Mark writes,"Bill Gates has been quoted commenting that Sony and Microsoft 'have a lot of incentive to work together' to help break Apple’s dominance of the digital music space. Does any incentive exist? Yes it does, but the key reason is devices rather than services or stores.One of the biggest differences between Microsoft and Apple is the conversion rates of the installed base of devices compatible with their audio codecs and DRM. In Apple’s case it is nice and straight forward. In Microsoft’s it is less so: they are a software company not a hardware company, so their installed base is of third party manufacturers, this implicitly gives them much less control. A large proportion of iPod owners have downloaded music from the iTunes Music Store. There is a much lower conversion rate for WMA compatible devices due to the fragmented and decentralised nature of both the WMA device and store/service landscape. Microsoft's challenge is how to engage those 'inactive'' devices and get consumers to start consuming WMA content rather than just using the devices as MP3 players. Any initial success is going to be limited in comparison to Apple due to the aforesaid factors but the larger size of the WMA compatible base offsets that a small amount. However, Microsoft are further hamstrung by the fact they can’t push their own music stores or services too hard for fear of alienating software clients such as Napster and Loudeye/OD2, so they have to rely on their partners to do a lot of the work for them.In this context Microsoft need to improve the percentages on all factors available to them. Increasing the installed base of devices to offset lower conversion rates by pooling resources with Sony would be one way of achieving this.

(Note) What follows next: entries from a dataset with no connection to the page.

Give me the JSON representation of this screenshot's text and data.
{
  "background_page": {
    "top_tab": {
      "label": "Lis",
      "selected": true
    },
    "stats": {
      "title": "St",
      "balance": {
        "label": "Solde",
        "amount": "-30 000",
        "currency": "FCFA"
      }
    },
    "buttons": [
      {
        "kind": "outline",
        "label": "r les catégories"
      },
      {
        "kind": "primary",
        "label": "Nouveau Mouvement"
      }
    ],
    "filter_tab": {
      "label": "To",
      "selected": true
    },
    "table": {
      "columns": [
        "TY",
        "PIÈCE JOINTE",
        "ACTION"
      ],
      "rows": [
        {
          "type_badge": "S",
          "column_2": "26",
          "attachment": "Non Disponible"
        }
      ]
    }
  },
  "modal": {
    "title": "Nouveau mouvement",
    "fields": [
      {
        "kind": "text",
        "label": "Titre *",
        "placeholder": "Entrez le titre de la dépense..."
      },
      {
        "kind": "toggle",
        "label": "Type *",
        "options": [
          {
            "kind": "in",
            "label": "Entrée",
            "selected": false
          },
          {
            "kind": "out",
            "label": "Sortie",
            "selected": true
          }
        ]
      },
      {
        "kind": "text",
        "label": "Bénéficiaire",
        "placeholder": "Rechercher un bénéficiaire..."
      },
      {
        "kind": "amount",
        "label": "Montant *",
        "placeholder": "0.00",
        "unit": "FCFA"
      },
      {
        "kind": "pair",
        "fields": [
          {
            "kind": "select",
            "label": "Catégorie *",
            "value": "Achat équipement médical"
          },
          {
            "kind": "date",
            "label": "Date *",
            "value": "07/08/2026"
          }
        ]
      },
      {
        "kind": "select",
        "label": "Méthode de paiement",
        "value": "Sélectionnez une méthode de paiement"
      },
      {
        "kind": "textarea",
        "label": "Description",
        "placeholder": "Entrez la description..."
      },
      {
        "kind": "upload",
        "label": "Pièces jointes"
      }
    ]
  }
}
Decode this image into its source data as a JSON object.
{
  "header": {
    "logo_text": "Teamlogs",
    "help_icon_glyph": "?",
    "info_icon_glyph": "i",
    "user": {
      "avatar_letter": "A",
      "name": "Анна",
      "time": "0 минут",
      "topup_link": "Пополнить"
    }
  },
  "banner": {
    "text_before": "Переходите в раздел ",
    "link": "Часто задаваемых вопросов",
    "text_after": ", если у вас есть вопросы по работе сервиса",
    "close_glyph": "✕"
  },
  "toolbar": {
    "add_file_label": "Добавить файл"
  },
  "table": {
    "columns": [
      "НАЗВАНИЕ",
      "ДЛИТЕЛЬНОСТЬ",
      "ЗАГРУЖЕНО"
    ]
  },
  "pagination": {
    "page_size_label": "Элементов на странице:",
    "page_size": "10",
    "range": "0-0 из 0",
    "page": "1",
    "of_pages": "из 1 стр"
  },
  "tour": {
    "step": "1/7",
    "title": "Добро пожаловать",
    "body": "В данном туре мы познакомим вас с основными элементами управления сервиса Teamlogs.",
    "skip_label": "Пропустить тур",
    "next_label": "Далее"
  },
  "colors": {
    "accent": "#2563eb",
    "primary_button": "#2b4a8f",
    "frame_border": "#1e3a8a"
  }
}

Joe Wilcox writes, while concurring with Mark's perspective, Microsoft also needs to overcome the synchronization problem between Windows Media Player 10 and WMA-supporting portable music players. Some of that is software, but much is really about hardware supporting the software. That's a problem Microsoft can't fix. The hardware vendors need support new protocols introduced with WMP 10. So what if Microsoft and Sony teamed up? Would that make any real difference? A Sony selling a quality music player at a loss to gain market share; kinda the same model as the game console business, where the real profits are elsewhere. Sony's 20GB hard disk Walkman is a smart-looking music player, and one wonders how it would sell for 100 bucks or less( What happens to sony's philosophy of always charging a little more better qulaity, reliability etc)..If the device supported WMA DRM, well,the long-term potential benefits to Microsoft is evident to its music store partners, Sony and Sony Music?